Task directions.
Which lines of the records hold the string "data"? Report only how many of them there are.

Material for this exercise.
════════

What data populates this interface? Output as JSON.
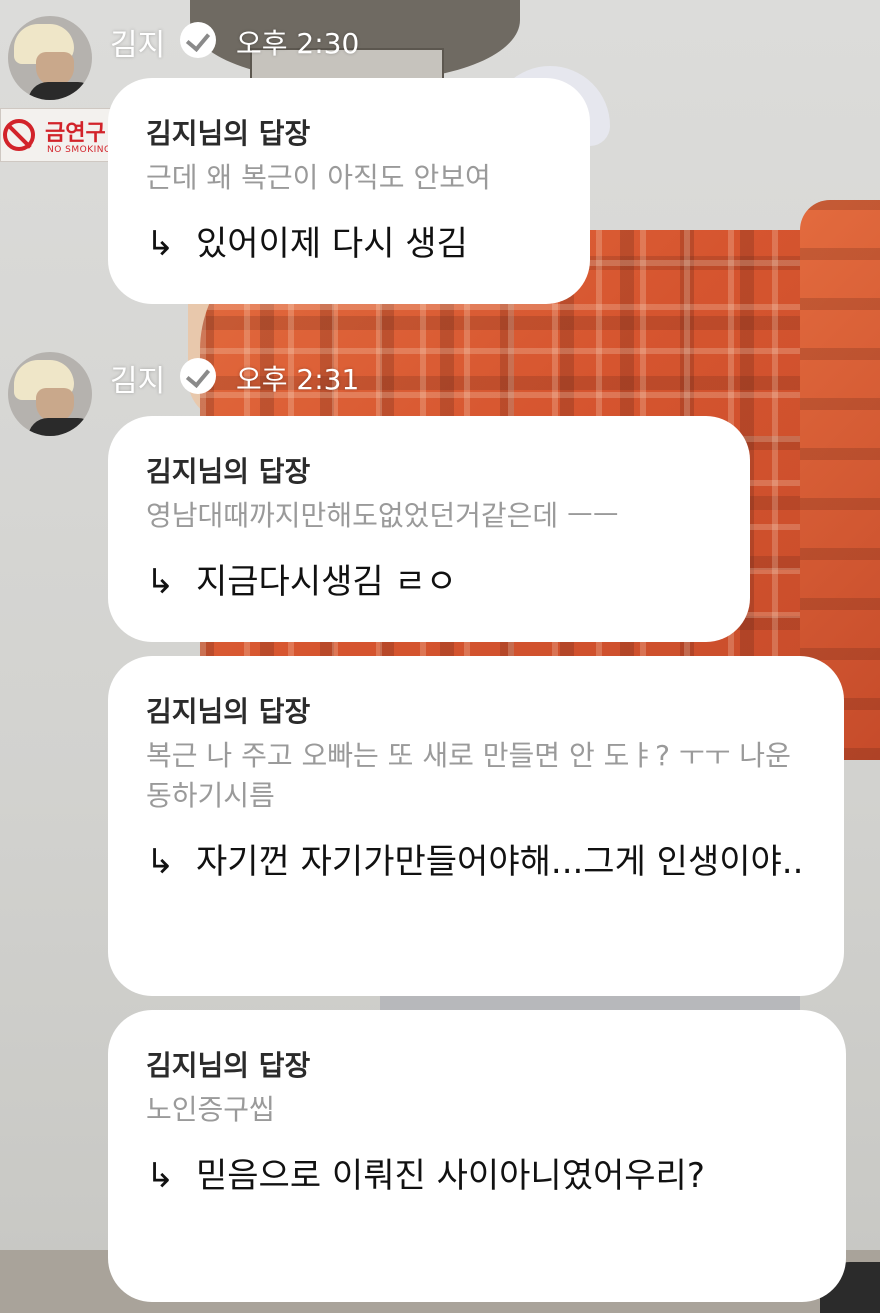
{
  "sender": {
    "name": "김지",
    "avatar_icon": "avatar-icon",
    "verified_icon": "verified-badge-icon"
  },
  "groups": [
    {
      "time": "오후 2:30",
      "messages": [
        {
          "title": "김지님의 답장",
          "quote": "근데 왜 복근이 아직도 안보여",
          "arrow": "↳",
          "reply": "있어이제 다시 생김"
        }
      ]
    },
    {
      "time": "오후 2:31",
      "messages": [
        {
          "title": "김지님의 답장",
          "quote": "영남대때까지만해도없었던거같은데 ㅡㅡ",
          "arrow": "↳",
          "reply": "지금다시생김 ㄹㅇ"
        },
        {
          "title": "김지님의 답장",
          "quote": "복근 나 주고 오빠는 또 새로 만들면 안 도ㅑ? ㅜㅜ 나운동하기시름",
          "arrow": "↳",
          "reply": "자기껀 자기가만들어야해...그게 인생이야.."
        },
        {
          "title": "김지님의 답장",
          "quote": "노인증구씹",
          "arrow": "↳",
          "reply": "믿음으로 이뤄진 사이아니였어우리?"
        }
      ]
    }
  ],
  "background": {
    "sign_text": "금연구",
    "sign_sub": "NO SMOKING"
  }
}
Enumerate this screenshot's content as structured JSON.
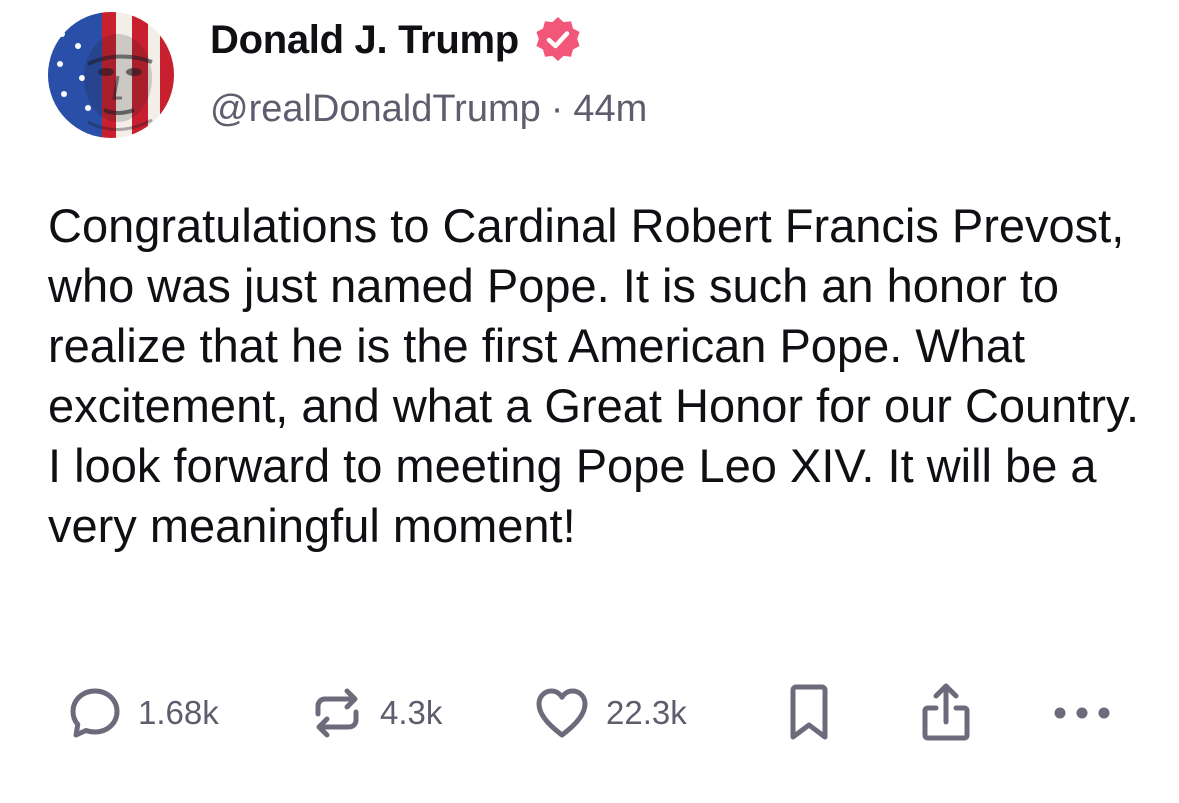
{
  "author": {
    "display_name": "Donald J. Trump",
    "handle": "@realDonaldTrump",
    "separator": "·",
    "time_ago": "44m",
    "verified_badge_icon": "verified-badge-icon",
    "verified_color": "#f2577a"
  },
  "post": {
    "text": "Congratulations to Cardinal Robert Francis Prevost, who was just named Pope. It is such an honor to realize that he is the first American Pope. What excitement, and what a Great Honor for our Country. I look forward to meeting Pope Leo XIV. It will be a very meaningful moment!"
  },
  "actions": {
    "reply": {
      "icon": "reply-icon",
      "count": "1.68k"
    },
    "repost": {
      "icon": "repost-icon",
      "count": "4.3k"
    },
    "like": {
      "icon": "heart-icon",
      "count": "22.3k"
    },
    "bookmark": {
      "icon": "bookmark-icon"
    },
    "share": {
      "icon": "share-icon"
    },
    "more": {
      "icon": "more-icon"
    }
  },
  "colors": {
    "text": "#0f0f14",
    "secondary_text": "#5d5d6e",
    "icon": "#6b6b7b",
    "background": "#ffffff"
  }
}
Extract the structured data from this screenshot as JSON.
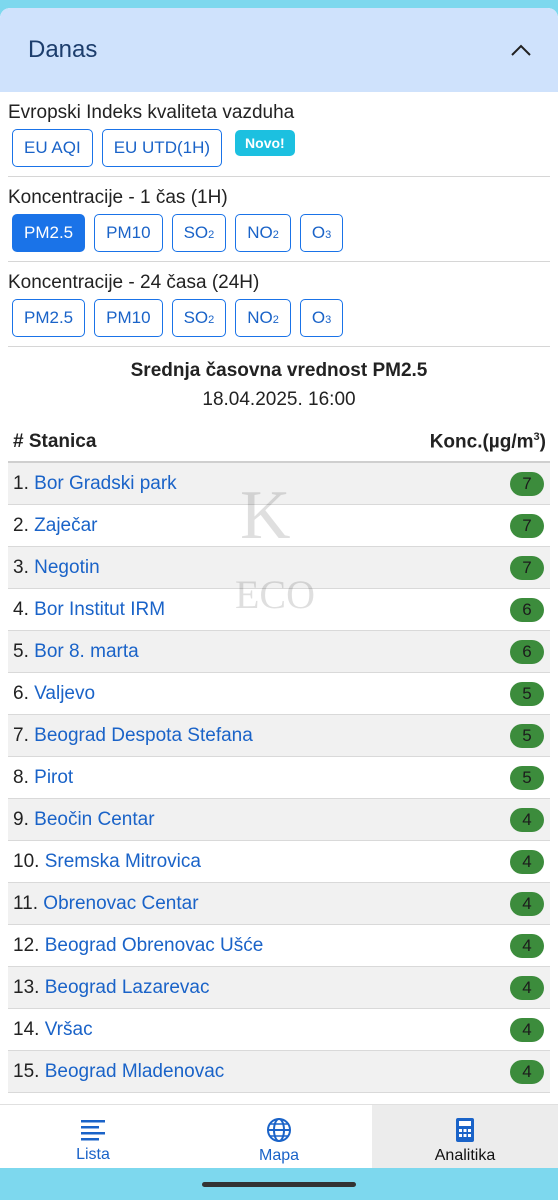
{
  "header": {
    "title": "Danas"
  },
  "eu_section": {
    "label": "Evropski Indeks kvaliteta vazduha",
    "buttons": [
      "EU AQI",
      "EU UTD(1H)"
    ],
    "new_badge": "Novo!"
  },
  "conc_1h": {
    "label": "Koncentracije - 1 čas (1H)",
    "active": "PM2.5"
  },
  "conc_24h": {
    "label": "Koncentracije - 24 časa (24H)"
  },
  "pollutants": {
    "pm25": "PM2.5",
    "pm10": "PM10",
    "so2_base": "SO",
    "so2_sub": "2",
    "no2_base": "NO",
    "no2_sub": "2",
    "o3_base": "O",
    "o3_sub": "3"
  },
  "summary": {
    "title": "Srednja časovna vrednost PM2.5",
    "date": "18.04.2025. 16:00"
  },
  "table": {
    "col_station": "# Stanica",
    "col_conc": "Konc.(µg/m",
    "col_conc_sup": "3",
    "col_conc_end": ")",
    "rows": [
      {
        "num": "1.",
        "name": "Bor Gradski park",
        "value": "7"
      },
      {
        "num": "2.",
        "name": "Zaječar",
        "value": "7"
      },
      {
        "num": "3.",
        "name": "Negotin",
        "value": "7"
      },
      {
        "num": "4.",
        "name": "Bor Institut IRM",
        "value": "6"
      },
      {
        "num": "5.",
        "name": "Bor 8. marta",
        "value": "6"
      },
      {
        "num": "6.",
        "name": "Valjevo",
        "value": "5"
      },
      {
        "num": "7.",
        "name": "Beograd Despota Stefana",
        "value": "5"
      },
      {
        "num": "8.",
        "name": "Pirot",
        "value": "5"
      },
      {
        "num": "9.",
        "name": "Beočin Centar",
        "value": "4"
      },
      {
        "num": "10.",
        "name": "Sremska Mitrovica",
        "value": "4"
      },
      {
        "num": "11.",
        "name": "Obrenovac Centar",
        "value": "4"
      },
      {
        "num": "12.",
        "name": "Beograd Obrenovac Ušće",
        "value": "4"
      },
      {
        "num": "13.",
        "name": "Beograd Lazarevac",
        "value": "4"
      },
      {
        "num": "14.",
        "name": "Vršac",
        "value": "4"
      },
      {
        "num": "15.",
        "name": "Beograd Mladenovac",
        "value": "4"
      }
    ]
  },
  "nav": {
    "items": [
      {
        "label": "Lista",
        "icon": "list-icon"
      },
      {
        "label": "Mapa",
        "icon": "globe-icon"
      },
      {
        "label": "Analitika",
        "icon": "calculator-icon"
      }
    ],
    "active": "Analitika"
  },
  "colors": {
    "accent": "#1a73e8",
    "header_bg": "#cfe2fc",
    "badge_green": "#3c8c3c",
    "new_badge": "#1cc0e0"
  }
}
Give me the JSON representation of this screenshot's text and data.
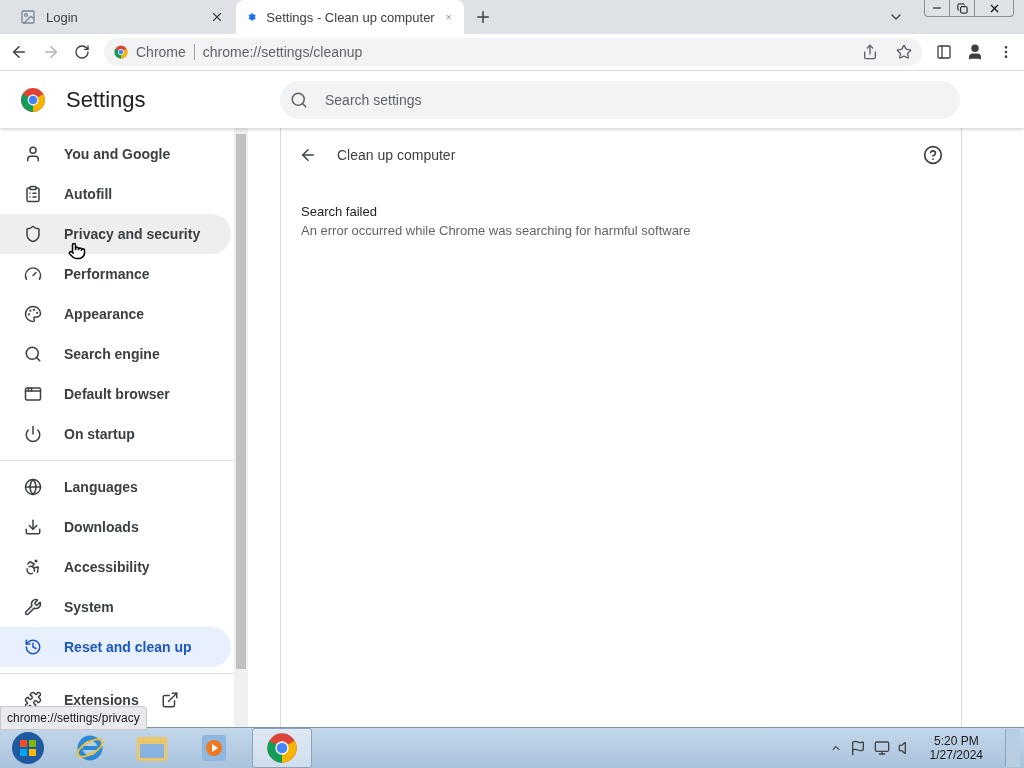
{
  "tabs": [
    {
      "title": "Login",
      "selected": false
    },
    {
      "title": "Settings - Clean up computer",
      "selected": true
    }
  ],
  "address_bar": {
    "site": "Chrome",
    "url": "chrome://settings/cleanup"
  },
  "settings": {
    "title": "Settings",
    "search": {
      "placeholder": "Search settings"
    }
  },
  "sidebar": {
    "groups": [
      [
        {
          "label": "You and Google",
          "selected": false,
          "hovered": false
        },
        {
          "label": "Autofill",
          "selected": false,
          "hovered": false
        },
        {
          "label": "Privacy and security",
          "selected": false,
          "hovered": true
        },
        {
          "label": "Performance",
          "selected": false,
          "hovered": false
        },
        {
          "label": "Appearance",
          "selected": false,
          "hovered": false
        },
        {
          "label": "Search engine",
          "selected": false,
          "hovered": false
        },
        {
          "label": "Default browser",
          "selected": false,
          "hovered": false
        },
        {
          "label": "On startup",
          "selected": false,
          "hovered": false
        }
      ],
      [
        {
          "label": "Languages",
          "selected": false,
          "hovered": false
        },
        {
          "label": "Downloads",
          "selected": false,
          "hovered": false
        },
        {
          "label": "Accessibility",
          "selected": false,
          "hovered": false
        },
        {
          "label": "System",
          "selected": false,
          "hovered": false
        },
        {
          "label": "Reset and clean up",
          "selected": true,
          "hovered": false
        }
      ],
      [
        {
          "label": "Extensions",
          "selected": false,
          "hovered": false
        }
      ]
    ]
  },
  "page": {
    "title": "Clean up computer",
    "status": {
      "heading": "Search failed",
      "message": "An error occurred while Chrome was searching for harmful software"
    }
  },
  "status_bubble": "chrome://settings/privacy",
  "taskbar": {
    "clock": {
      "time": "5:20 PM",
      "date": "1/27/2024"
    }
  }
}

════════

Answer for the task.
3